package com.myOrg.myApplication.

Assuming that the CLASSPATH is set to HelloWorld.jar, the application will be executed using the command
java com/myOrg/myApplication/HelloWorld


Avoiding CLASSPATH Problems by Using a MANIFEST

There is a way to completely avoid all of these CLASSPATH issues if you are dealing with a single jar file. The command java jar HelloWorld.jar will always work, even with no CLASSPATH set at all, provided that the jar file contains a MANIFEST with an entry for the main-class. The MANIFEST entry must match the logical class name. Therefore, in the original example discussed previously, the file MANIFEST.MF would have the following lines.

Manifest-Version: 1.0
Created-By: 1.3.1_08 (Sun Microsystems Inc.)
Main-Class: classDir/HelloWorld

Assuming that this file is placed in the classDir subdirectory, the correct command to create the jar file would be;

jar cvfm HelloWorld.jar classDir\MANIFEST.MF classDir\*.class Windows
jar cvfm HelloWorld.jar classDir/MANIFEST.MF classDir/*.class Linux/Unix

The command java jar HelloWorld.jar will now work from any location, regardless of the current setting for CLASSPATH.

For the more complicated example described above the MANIFEST.MF would have the following entries.

Created-By: 1.3.1_08 (Sun Microsystems Inc.)
Main-Class: com/myOrg/myApplication/HelloWorld


Adding References to External Files in the MANIFEST

In some cases a Java application needs access to external files such as JDBC driver files or user preference files.
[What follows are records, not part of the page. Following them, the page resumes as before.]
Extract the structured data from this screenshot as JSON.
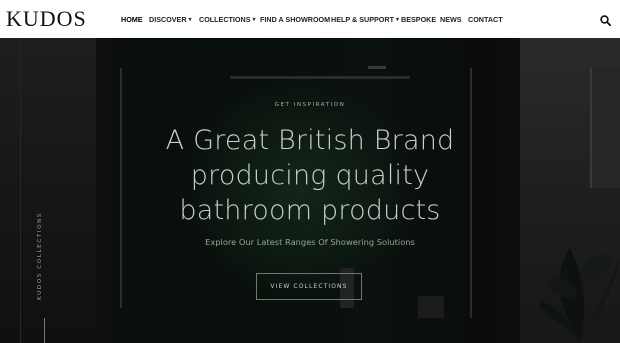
{
  "brand": {
    "logo_text": "KUDOS"
  },
  "nav": {
    "items": [
      {
        "label": "HOME",
        "has_dropdown": false,
        "active": true
      },
      {
        "label": "DISCOVER",
        "has_dropdown": true,
        "active": false
      },
      {
        "label": "COLLECTIONS",
        "has_dropdown": true,
        "active": false
      },
      {
        "label": "FIND A SHOWROOM",
        "has_dropdown": false,
        "active": false
      },
      {
        "label": "HELP & SUPPORT",
        "has_dropdown": true,
        "active": false
      },
      {
        "label": "BESPOKE",
        "has_dropdown": false,
        "active": false
      },
      {
        "label": "NEWS",
        "has_dropdown": false,
        "active": false
      },
      {
        "label": "CONTACT",
        "has_dropdown": false,
        "active": false
      }
    ],
    "search_icon": "search-icon"
  },
  "hero": {
    "eyebrow": "GET INSPIRATION",
    "headline_lines": [
      "A Great British Brand",
      "producing quality",
      "bathroom products"
    ],
    "subline": "Explore Our Latest Ranges Of Showering Solutions",
    "cta_label": "VIEW COLLECTIONS",
    "side_label": "KUDOS COLLECTIONS"
  },
  "colors": {
    "header_bg": "#ffffff",
    "hero_accent": "#0c130f",
    "text_light": "#c8d1cb"
  }
}
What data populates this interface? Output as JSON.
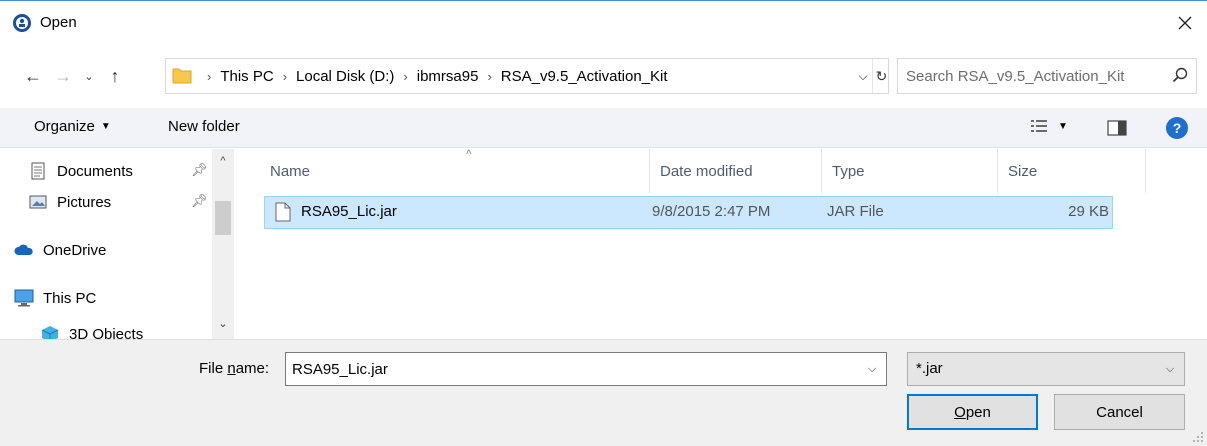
{
  "window": {
    "title": "Open"
  },
  "address": {
    "crumbs": [
      "This PC",
      "Local Disk (D:)",
      "ibmrsa95",
      "RSA_v9.5_Activation_Kit"
    ]
  },
  "search": {
    "placeholder": "Search RSA_v9.5_Activation_Kit"
  },
  "toolbar": {
    "organize_label": "Organize",
    "new_folder_label": "New folder",
    "help_label": "?"
  },
  "navpane": {
    "items": [
      {
        "label": "Documents",
        "icon": "documents-icon",
        "pinned": true
      },
      {
        "label": "Pictures",
        "icon": "pictures-icon",
        "pinned": true
      },
      {
        "label": "OneDrive",
        "icon": "onedrive-icon",
        "pinned": false
      },
      {
        "label": "This PC",
        "icon": "this-pc-icon",
        "pinned": false
      },
      {
        "label": "3D Objects",
        "icon": "3d-objects-icon",
        "pinned": false
      }
    ]
  },
  "columns": {
    "name": "Name",
    "date": "Date modified",
    "type": "Type",
    "size": "Size"
  },
  "files": [
    {
      "name": "RSA95_Lic.jar",
      "date": "9/8/2015 2:47 PM",
      "type": "JAR File",
      "size": "29 KB",
      "selected": true
    }
  ],
  "bottom": {
    "filename_label_pre": "File ",
    "filename_label_accel": "n",
    "filename_label_post": "ame:",
    "filename_value": "RSA95_Lic.jar",
    "filter_value": "*.jar",
    "open_label_accel": "O",
    "open_label_rest": "pen",
    "cancel_label": "Cancel"
  },
  "colors": {
    "selection_bg": "#cce8ff",
    "selection_border": "#99d1ff",
    "accent": "#0078d7"
  }
}
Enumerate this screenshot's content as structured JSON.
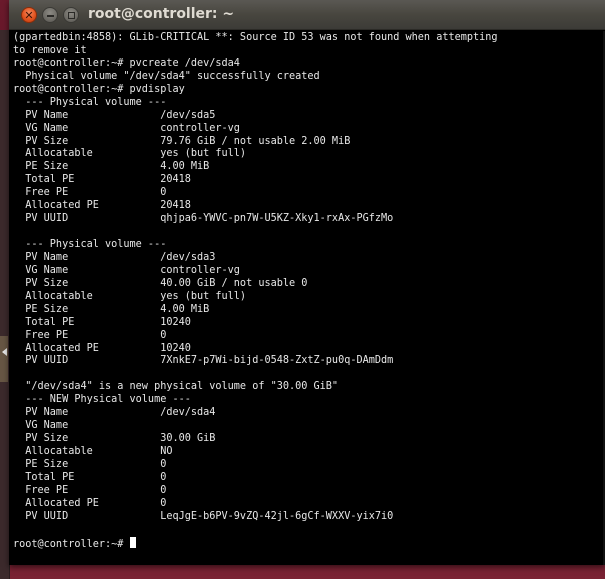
{
  "window": {
    "title": "root@controller: ~",
    "close_glyph": "✕"
  },
  "terminal": {
    "lines": [
      "(gpartedbin:4858): GLib-CRITICAL **: Source ID 53 was not found when attempting",
      "to remove it",
      "root@controller:~# pvcreate /dev/sda4",
      "  Physical volume \"/dev/sda4\" successfully created",
      "root@controller:~# pvdisplay",
      "  --- Physical volume ---",
      "  PV Name               /dev/sda5",
      "  VG Name               controller-vg",
      "  PV Size               79.76 GiB / not usable 2.00 MiB",
      "  Allocatable           yes (but full)",
      "  PE Size               4.00 MiB",
      "  Total PE              20418",
      "  Free PE               0",
      "  Allocated PE          20418",
      "  PV UUID               qhjpa6-YWVC-pn7W-U5KZ-Xky1-rxAx-PGfzMo",
      "",
      "  --- Physical volume ---",
      "  PV Name               /dev/sda3",
      "  VG Name               controller-vg",
      "  PV Size               40.00 GiB / not usable 0",
      "  Allocatable           yes (but full)",
      "  PE Size               4.00 MiB",
      "  Total PE              10240",
      "  Free PE               0",
      "  Allocated PE          10240",
      "  PV UUID               7XnkE7-p7Wi-bijd-0548-ZxtZ-pu0q-DAmDdm",
      "",
      "  \"/dev/sda4\" is a new physical volume of \"30.00 GiB\"",
      "  --- NEW Physical volume ---",
      "  PV Name               /dev/sda4",
      "  VG Name",
      "  PV Size               30.00 GiB",
      "  Allocatable           NO",
      "  PE Size               0",
      "  Total PE              0",
      "  Free PE               0",
      "  Allocated PE          0",
      "  PV UUID               LeqJgE-b6PV-9vZQ-42jl-6gCf-WXXV-yix7i0",
      "",
      "root@controller:~# "
    ]
  },
  "colors": {
    "terminal_bg": "#000000",
    "terminal_fg": "#e8e8e8",
    "close_button": "#e2531f",
    "titlebar": "#3c3b37"
  },
  "icons": {
    "close": "close-icon",
    "minimize": "minimize-icon",
    "maximize": "maximize-icon",
    "cursor": "block-cursor"
  }
}
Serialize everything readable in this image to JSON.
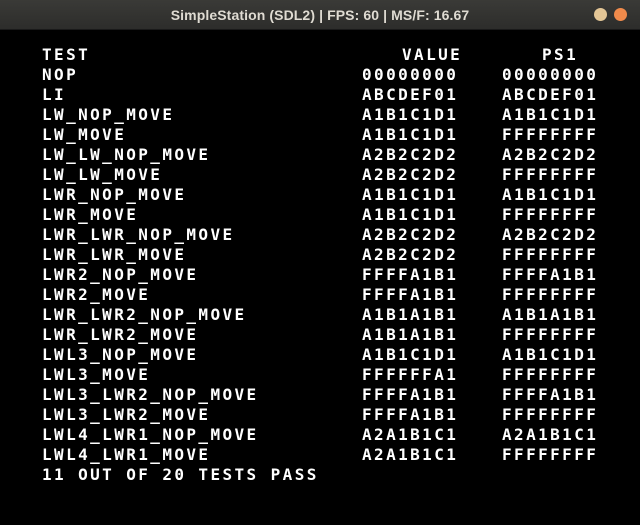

It is worth noting that these external files can be referenced explicitly in the jar file, so that the application will work properly without any setting for the CLASSPATH.

Assume that the application makes a connection to an Oracle database, requiring the JDBC driver classes12.zip, and reads user preferences from a file named user.pref. The correct MANIFEST entry would be as follows;

Class-Path: . ./classes12.zip

As long as the files classes12.zip and user.pref are copied to the directory where the jar file exists then the application will work perfectly without having to use an explicit CLASSPATH. That is, a command such as java -jar myApp.jar is all that is required.

Within the Java application, the following code could be used to read the file user.pref.

InputStream userPrefStream;
BufferedReader userPrefReader;

String userPrefLine;
userPrefStream = ClassLoader.getSystemResourceAsStream("user.pref");
if ( userPrefStream != (InputStream)null )
   userPrefReader = new BufferedReader( new InputStreamReader(userPrefStream));
      while ((userPrefLine = userPrefReader.readLine()) != null )
//       More processing code.